Recently I was telling a pastoral colleague that I have no idea how people become preachers without having first been stand-up comics. In the early 1990s when I was getting clean and sober, I worked for a few years as a stand-up comic; getting paid to be caustic on stage was cheaper than paying for therapy and had much the same result.
Pat Robertson had a ready explanation for the Haiti earthquake—he said that it was an expression of divine wrath at a centuries-old pact with the devil. Robertson's explanation may offend many of us, but attempts at offering a theodicy have a long pedigree.
If you're reading this publication, you are probably a church leader. Paid or unpaid, on fire or burnt out, you love God's church and serve it with vigor and personal investment.

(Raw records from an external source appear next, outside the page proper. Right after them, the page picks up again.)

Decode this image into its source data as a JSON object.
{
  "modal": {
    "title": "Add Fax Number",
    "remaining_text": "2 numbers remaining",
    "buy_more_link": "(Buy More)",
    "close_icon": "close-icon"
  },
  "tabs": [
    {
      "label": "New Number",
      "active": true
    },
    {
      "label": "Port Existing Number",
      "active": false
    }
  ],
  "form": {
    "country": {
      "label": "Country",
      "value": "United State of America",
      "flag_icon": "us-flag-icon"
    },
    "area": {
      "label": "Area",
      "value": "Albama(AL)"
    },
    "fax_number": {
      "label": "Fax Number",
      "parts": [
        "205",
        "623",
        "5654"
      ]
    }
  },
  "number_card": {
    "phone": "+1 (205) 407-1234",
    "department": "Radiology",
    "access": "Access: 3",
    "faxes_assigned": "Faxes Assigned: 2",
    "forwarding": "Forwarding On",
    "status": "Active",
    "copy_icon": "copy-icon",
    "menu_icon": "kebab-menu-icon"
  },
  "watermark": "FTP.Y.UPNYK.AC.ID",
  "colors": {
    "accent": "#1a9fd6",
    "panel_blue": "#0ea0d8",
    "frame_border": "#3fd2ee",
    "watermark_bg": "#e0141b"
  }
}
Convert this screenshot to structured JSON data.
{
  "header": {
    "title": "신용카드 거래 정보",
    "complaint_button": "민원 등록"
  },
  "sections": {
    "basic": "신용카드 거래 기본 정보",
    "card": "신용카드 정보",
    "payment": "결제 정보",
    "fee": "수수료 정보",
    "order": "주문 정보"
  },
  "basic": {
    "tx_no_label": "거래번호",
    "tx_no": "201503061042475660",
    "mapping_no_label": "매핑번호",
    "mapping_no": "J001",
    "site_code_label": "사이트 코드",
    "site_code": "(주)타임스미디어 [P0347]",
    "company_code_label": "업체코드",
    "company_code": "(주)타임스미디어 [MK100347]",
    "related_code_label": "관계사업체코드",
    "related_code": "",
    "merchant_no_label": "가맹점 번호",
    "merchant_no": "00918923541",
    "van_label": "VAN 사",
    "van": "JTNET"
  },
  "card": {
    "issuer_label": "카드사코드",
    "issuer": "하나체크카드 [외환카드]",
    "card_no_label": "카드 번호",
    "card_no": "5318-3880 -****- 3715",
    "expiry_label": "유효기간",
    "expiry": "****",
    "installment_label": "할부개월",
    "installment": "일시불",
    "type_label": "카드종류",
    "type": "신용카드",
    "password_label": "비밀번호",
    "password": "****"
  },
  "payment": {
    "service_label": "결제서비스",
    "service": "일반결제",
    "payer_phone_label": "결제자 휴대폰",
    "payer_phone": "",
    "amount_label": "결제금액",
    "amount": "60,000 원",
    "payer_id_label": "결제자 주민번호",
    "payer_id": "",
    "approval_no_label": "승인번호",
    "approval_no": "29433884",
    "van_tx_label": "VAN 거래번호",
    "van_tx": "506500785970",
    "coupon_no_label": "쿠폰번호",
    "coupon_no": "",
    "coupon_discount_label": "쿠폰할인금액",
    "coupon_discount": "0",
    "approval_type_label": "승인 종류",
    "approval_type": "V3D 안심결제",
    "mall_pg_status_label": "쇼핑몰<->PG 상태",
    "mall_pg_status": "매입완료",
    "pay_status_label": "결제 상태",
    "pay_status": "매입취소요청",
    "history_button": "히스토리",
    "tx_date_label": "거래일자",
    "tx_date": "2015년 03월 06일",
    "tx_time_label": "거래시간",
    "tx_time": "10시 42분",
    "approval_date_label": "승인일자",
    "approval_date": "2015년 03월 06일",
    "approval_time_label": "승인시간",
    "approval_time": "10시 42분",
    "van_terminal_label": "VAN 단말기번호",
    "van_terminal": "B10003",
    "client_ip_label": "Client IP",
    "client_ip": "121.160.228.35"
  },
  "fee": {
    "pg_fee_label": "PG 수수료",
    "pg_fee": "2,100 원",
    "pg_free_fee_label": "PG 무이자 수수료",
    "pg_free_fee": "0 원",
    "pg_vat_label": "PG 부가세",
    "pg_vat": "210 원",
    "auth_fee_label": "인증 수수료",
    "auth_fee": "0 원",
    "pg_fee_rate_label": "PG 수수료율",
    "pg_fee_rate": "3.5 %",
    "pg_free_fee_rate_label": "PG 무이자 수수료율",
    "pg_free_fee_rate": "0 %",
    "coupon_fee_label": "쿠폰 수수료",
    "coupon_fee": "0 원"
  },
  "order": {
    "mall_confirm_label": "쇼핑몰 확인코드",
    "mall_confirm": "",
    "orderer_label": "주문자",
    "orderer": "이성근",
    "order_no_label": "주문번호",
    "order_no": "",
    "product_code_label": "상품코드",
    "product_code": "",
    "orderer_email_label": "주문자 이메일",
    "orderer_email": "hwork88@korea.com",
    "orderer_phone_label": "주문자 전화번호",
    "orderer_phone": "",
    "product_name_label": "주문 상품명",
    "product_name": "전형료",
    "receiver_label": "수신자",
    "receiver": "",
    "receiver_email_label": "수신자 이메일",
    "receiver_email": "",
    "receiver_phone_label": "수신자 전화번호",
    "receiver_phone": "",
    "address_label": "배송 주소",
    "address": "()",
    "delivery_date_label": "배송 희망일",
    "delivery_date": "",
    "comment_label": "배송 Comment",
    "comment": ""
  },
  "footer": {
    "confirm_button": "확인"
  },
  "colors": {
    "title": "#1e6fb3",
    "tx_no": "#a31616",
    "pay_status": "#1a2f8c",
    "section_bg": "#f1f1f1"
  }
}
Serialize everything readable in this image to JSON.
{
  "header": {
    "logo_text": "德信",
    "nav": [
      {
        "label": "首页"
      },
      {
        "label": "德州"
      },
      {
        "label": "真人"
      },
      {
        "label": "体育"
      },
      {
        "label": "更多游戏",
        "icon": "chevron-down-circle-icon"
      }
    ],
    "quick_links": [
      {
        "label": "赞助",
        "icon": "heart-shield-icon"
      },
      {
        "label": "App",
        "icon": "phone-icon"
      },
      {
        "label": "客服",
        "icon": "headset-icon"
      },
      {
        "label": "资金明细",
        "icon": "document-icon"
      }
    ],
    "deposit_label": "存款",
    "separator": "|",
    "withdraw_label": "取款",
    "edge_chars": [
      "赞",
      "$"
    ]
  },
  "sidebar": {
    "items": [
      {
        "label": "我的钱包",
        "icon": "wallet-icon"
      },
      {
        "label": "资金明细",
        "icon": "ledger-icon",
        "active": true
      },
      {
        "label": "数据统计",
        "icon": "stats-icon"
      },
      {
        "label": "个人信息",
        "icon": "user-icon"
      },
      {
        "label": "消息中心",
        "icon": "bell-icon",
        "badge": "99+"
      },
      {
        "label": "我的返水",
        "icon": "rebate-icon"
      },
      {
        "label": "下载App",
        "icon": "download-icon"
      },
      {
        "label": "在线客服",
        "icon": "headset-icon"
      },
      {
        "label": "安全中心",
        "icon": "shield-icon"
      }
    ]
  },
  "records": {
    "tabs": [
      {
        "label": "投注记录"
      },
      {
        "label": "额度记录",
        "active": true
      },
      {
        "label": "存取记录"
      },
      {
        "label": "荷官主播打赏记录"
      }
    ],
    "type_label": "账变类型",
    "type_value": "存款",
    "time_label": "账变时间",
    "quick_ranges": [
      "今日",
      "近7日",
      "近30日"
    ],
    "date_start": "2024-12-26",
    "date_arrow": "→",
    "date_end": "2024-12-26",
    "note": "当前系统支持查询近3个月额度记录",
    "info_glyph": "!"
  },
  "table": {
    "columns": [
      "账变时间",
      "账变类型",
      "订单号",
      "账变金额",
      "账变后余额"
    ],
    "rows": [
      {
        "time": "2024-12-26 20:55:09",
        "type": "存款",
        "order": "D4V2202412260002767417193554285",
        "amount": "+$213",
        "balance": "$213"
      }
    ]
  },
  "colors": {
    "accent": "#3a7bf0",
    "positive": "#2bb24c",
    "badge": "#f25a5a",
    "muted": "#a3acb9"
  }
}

You also allocate time for reading and reflection on the challenges and possibilities of Christian ministry.
The Incas, at the peak of their civilization, had 150 varieties of corn.
When the Spanish came, they wiped most of these out—even destroying
much of the seed corn, so that a civilization of extraordinary vitality
and diversity became an impoverished one.